- 50-52 – God commands Moses to see but not experience the land he had promised them. Moses was not allowed to enter the Promised Land because he was unfaithful when bringing water forth from the rock.
- 35-38 – Remaining awake alludes to believing in Christ and remaining faithful over time.
- 41-48 – Jesus knew he would soon be killed and would not be with his disciples or other followers anymore. His instructions were to continue to do what Jesus had taught them to do while he was present. He also describes the consequences if they were not faithful in this.
- 51-53 – The division Jesus brings is whether or not you will follow him. Some would choose to follow him while others would choose to stay in their old ways. This would cause division.
- The psalmist explains the rebellious actions that caused the Israelites to be exiled and how God allowed it to happen. He vacated his presence with them and he removed his glory so that the Israelites’ enemies would be victorious.
Today’s Psalm reminds us to look to our past to gain hope for our future. This may seem odd to those of us with troubled pasts, but we’re not looking for our own successes or failures, we’re looking for God’s faithfulness. When we see God’s faithfulness in our past, it reminds us that he will be faithful again and again.
- 1-19 – Moses clearly explains to the Israelites what is required of them and what the outcomes of both decisions will be. They can choose obedience and blessings or disobedience and curses.
- 20-68 – All of these verses describe the breadth of curses the Israelites will receive if they choose not to follow the Lord’s commands. Every aspect of their lives will be slowly destroyed.
- 17-23 – The people who accused Jesus of casting out demons by the devil’s power were simply trying to come up with any reason to explain away his abilities. Jesus explains how this can’t possibly be the case because why would Satan send some one who was constantly opposing his work. Jesus also requires that if these people call into question Jesus’ means of exorcism, they would need to call into question Jewish exorcists’ means as well.
- 27-28 – Jesus consistently redirects people to his main point. He’s not arguing that his mother should not be blessed, but instead redirecting this woman and the crowd to what he came to earth to teach.
- 29-30 – Jonah’s message to Nineveh was to repent or be destroyed. Jesus’ message was basically the same for the Israelites.
- This Psalm is a reminder to those who feel lost or forgotten by God to look back on his faithfulness in the past to give them hope that he is near and still faithful.
- 19-20 – God’s faithfulness to the Israelites in the desert seems to be the event later Israelites looked to the most as a sign of God’s faithfulness.
- Think about how true this has been in your own life.
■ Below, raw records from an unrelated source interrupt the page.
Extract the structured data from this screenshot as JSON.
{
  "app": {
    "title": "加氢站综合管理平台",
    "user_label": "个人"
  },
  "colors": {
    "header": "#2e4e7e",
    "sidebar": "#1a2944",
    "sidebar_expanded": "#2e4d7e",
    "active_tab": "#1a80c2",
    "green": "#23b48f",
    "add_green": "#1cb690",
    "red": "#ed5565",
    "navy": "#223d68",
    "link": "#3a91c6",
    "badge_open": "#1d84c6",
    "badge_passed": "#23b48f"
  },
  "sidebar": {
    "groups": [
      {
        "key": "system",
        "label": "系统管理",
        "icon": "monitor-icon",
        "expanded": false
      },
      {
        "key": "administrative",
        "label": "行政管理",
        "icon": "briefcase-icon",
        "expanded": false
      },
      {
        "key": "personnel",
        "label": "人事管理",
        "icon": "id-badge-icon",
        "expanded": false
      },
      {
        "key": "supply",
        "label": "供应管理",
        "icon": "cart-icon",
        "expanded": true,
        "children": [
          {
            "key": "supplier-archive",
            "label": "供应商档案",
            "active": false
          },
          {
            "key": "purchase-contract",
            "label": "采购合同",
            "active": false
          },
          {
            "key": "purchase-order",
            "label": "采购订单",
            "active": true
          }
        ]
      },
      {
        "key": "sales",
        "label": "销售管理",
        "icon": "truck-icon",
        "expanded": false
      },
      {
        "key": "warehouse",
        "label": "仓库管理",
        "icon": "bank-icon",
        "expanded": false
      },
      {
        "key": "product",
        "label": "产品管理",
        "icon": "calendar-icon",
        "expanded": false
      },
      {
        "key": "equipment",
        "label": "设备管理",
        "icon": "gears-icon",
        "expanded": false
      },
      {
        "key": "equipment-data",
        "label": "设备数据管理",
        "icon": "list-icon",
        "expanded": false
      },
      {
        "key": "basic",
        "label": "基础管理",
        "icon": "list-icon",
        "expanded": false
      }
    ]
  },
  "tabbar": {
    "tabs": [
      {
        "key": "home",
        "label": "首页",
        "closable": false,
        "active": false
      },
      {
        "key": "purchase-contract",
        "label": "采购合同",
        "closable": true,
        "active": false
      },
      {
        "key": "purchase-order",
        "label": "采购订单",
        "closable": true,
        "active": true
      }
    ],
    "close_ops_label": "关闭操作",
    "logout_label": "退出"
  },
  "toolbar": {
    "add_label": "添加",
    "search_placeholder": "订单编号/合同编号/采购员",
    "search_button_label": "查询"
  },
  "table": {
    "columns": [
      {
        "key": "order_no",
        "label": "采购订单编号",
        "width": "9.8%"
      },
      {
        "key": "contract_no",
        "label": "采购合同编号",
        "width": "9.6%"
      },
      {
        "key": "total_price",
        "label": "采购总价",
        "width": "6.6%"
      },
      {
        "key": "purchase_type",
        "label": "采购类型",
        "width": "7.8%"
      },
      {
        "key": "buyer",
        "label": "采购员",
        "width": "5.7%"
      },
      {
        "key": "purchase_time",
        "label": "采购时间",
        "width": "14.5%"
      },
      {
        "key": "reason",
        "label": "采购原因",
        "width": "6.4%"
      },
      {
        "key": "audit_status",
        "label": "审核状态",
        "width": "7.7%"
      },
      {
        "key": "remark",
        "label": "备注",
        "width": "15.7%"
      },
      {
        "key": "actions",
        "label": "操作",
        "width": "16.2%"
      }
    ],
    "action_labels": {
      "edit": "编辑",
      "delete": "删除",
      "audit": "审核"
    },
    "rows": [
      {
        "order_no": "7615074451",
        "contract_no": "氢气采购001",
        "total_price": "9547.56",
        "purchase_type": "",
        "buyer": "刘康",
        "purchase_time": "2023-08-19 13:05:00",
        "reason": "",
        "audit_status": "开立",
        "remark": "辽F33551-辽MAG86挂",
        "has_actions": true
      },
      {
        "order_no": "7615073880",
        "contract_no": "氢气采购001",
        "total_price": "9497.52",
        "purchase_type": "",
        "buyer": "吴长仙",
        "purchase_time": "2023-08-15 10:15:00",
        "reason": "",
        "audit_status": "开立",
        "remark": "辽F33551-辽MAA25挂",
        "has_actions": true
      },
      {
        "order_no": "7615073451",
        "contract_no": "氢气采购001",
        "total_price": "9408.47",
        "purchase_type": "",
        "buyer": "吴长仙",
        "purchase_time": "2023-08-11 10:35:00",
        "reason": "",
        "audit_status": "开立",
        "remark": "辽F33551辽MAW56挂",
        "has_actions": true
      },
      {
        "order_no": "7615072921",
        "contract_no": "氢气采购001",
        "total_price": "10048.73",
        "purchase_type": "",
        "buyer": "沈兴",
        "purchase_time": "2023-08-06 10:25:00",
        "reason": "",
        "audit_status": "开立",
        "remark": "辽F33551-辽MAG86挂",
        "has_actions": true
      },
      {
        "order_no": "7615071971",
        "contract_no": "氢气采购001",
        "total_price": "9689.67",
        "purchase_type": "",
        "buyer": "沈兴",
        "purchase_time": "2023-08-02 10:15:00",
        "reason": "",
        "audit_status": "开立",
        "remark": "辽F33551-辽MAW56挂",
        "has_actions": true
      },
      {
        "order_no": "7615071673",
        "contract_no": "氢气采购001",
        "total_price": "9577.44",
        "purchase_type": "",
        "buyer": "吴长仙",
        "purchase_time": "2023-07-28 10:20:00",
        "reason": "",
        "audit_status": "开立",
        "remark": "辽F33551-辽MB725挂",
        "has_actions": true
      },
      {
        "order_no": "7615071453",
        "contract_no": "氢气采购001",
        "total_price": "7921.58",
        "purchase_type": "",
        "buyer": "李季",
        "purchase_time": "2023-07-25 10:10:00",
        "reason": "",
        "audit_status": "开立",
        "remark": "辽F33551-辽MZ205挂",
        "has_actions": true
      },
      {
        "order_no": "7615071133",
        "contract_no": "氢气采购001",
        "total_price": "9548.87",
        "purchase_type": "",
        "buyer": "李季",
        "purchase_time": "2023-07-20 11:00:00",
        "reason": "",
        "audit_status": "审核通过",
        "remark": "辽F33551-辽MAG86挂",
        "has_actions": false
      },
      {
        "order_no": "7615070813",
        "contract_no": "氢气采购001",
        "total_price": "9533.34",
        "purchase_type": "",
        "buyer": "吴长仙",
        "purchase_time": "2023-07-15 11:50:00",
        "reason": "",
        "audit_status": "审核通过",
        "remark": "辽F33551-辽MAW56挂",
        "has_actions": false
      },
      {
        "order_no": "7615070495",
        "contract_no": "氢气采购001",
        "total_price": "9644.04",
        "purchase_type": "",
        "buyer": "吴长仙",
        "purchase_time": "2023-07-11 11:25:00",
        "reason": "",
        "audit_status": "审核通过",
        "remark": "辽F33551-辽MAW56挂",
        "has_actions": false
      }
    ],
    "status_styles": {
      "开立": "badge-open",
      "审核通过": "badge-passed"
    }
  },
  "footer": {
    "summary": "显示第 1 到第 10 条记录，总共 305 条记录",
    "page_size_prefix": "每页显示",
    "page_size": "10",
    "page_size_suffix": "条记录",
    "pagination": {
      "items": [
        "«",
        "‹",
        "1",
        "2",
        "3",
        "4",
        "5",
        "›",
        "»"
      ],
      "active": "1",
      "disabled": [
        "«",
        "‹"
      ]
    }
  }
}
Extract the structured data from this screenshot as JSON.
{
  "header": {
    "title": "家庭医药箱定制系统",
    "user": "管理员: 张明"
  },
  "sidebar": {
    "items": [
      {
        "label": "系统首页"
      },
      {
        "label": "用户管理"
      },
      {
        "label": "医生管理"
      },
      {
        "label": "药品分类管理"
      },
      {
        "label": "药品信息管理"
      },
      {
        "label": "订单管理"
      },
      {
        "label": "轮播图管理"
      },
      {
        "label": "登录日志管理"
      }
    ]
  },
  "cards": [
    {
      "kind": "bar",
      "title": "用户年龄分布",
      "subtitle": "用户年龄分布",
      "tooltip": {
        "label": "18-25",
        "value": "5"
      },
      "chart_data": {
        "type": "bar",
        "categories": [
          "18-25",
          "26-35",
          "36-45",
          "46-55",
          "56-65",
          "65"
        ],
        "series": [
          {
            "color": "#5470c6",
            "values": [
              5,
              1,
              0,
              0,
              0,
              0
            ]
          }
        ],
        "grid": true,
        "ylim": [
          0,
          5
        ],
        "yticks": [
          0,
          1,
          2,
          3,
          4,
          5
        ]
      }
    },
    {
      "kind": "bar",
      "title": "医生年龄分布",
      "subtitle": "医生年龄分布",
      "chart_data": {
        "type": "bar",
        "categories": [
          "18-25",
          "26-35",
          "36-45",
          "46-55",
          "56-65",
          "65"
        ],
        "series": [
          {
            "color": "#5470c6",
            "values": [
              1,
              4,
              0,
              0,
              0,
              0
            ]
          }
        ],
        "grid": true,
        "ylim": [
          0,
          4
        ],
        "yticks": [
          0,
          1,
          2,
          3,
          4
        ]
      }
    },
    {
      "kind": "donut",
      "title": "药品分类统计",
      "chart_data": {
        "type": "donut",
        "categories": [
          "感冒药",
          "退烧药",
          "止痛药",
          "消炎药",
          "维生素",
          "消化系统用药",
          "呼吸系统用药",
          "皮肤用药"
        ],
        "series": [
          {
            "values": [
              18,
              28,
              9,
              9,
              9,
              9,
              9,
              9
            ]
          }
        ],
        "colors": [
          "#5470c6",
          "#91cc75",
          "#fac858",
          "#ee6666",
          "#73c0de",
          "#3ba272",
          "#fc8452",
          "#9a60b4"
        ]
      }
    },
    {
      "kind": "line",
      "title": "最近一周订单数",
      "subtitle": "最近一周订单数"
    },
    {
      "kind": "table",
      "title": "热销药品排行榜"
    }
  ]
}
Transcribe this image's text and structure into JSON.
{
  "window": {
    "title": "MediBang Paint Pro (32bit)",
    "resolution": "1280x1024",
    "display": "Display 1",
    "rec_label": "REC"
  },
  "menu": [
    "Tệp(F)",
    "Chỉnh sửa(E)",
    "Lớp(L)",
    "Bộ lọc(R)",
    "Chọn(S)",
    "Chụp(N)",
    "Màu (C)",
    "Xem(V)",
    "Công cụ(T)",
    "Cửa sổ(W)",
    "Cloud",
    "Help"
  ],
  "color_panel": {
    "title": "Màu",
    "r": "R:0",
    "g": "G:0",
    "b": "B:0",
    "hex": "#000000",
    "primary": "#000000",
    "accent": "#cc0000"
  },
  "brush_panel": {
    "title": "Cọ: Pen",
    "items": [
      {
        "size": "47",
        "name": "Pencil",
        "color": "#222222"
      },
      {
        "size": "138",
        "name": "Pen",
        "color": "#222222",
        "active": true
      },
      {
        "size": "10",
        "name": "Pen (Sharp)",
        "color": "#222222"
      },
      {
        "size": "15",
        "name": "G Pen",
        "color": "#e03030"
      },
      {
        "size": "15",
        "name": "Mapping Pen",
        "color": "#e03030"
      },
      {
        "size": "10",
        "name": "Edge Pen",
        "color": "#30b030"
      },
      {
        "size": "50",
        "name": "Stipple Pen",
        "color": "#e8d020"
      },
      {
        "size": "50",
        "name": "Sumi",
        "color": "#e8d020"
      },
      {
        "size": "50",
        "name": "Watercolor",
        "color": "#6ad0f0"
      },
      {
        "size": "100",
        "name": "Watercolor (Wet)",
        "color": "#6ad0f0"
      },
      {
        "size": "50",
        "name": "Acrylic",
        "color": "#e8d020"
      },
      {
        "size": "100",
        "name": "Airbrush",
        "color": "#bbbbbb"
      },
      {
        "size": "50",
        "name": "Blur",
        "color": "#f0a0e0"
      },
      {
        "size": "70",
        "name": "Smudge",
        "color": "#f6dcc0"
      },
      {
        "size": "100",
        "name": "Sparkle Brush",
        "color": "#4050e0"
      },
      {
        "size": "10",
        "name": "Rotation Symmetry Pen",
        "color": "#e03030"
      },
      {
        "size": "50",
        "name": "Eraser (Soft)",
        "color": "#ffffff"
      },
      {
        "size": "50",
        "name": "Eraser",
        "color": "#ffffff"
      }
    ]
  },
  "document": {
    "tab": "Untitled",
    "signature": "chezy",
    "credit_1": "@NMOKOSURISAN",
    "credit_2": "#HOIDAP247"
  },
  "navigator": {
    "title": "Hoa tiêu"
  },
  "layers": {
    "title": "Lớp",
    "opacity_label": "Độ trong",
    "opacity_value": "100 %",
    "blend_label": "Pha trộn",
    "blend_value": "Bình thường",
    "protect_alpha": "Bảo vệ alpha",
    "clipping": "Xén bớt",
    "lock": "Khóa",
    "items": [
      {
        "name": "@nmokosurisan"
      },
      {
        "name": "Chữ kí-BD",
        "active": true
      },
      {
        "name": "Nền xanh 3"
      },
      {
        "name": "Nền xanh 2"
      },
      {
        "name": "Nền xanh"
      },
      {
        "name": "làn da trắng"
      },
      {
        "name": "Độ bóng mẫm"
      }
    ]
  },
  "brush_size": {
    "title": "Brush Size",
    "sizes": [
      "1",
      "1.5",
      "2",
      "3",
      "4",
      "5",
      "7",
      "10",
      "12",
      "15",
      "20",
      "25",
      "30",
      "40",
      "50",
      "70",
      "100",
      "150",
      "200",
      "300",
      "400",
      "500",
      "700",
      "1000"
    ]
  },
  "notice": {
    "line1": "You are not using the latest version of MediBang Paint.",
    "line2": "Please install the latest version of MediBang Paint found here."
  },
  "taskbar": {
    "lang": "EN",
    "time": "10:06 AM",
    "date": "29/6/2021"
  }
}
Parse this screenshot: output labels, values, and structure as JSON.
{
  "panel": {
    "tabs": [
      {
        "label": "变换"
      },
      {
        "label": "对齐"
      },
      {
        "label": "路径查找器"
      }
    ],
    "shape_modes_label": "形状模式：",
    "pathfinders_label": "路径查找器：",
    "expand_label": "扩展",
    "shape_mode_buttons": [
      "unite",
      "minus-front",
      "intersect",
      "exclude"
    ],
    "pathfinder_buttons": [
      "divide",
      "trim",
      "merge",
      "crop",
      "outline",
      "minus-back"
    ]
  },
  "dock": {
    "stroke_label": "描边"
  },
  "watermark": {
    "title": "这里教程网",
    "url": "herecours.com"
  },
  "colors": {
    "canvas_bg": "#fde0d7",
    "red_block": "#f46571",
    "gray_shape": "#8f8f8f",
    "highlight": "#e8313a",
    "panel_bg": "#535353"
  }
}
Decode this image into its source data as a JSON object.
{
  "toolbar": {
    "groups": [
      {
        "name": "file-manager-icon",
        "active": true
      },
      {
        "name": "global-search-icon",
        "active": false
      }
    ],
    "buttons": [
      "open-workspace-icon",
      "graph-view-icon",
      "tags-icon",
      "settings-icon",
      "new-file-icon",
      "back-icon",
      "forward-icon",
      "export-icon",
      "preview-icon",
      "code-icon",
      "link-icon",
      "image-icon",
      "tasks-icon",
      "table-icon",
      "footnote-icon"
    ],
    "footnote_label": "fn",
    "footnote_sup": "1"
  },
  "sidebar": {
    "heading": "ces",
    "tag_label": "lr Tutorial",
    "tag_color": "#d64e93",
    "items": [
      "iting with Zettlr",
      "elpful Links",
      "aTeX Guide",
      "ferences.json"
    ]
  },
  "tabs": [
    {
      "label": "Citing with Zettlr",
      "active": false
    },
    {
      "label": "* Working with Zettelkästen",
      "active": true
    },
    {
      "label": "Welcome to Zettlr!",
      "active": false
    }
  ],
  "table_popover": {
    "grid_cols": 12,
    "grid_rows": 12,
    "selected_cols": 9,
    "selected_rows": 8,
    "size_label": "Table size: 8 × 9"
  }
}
Careless words can be so hurtful and wise words so healing. This can be a reminder to us to choose wise words for others.
The Year of Jubilee sounds a little like the Oprah when she gave everyone in her audience cars. People get to return home. Debts are forgiven. You don’t have to work in the field. It sounds great! God created it for rest, restoration, and hope, and you can see where it would offer just that.
- 10-16 – If the blasphemer had been fully Egyptian or from any other nation, he would not have been held to the same standard but because he was an Israelite, he was subject to their law.
- 8-9 – The number 7 in the Bible represents completion.
- 13-17 – The year of jubilee resulted in restoration of the way things should be, joy, and rest.
- Israelites were intended to care for one another, not profit off of one another.
- 15 – How do you think a child would receive the kingdom of God?
- 17-22 – Though this young man is often seen in a negative light, note that Jesus looks on him and loves him. The young man simply had his priorities out of order. He loved his things more than he wanted to follow Jesus.
- 29-30 – What we sacrifice for God, he repays 100x.
- 31 – Much of Jesus’ ministry was combatting cultural norms and flipping them upside down.
- 17 – Are we still faithful when we feel separated and/or forgotten by God?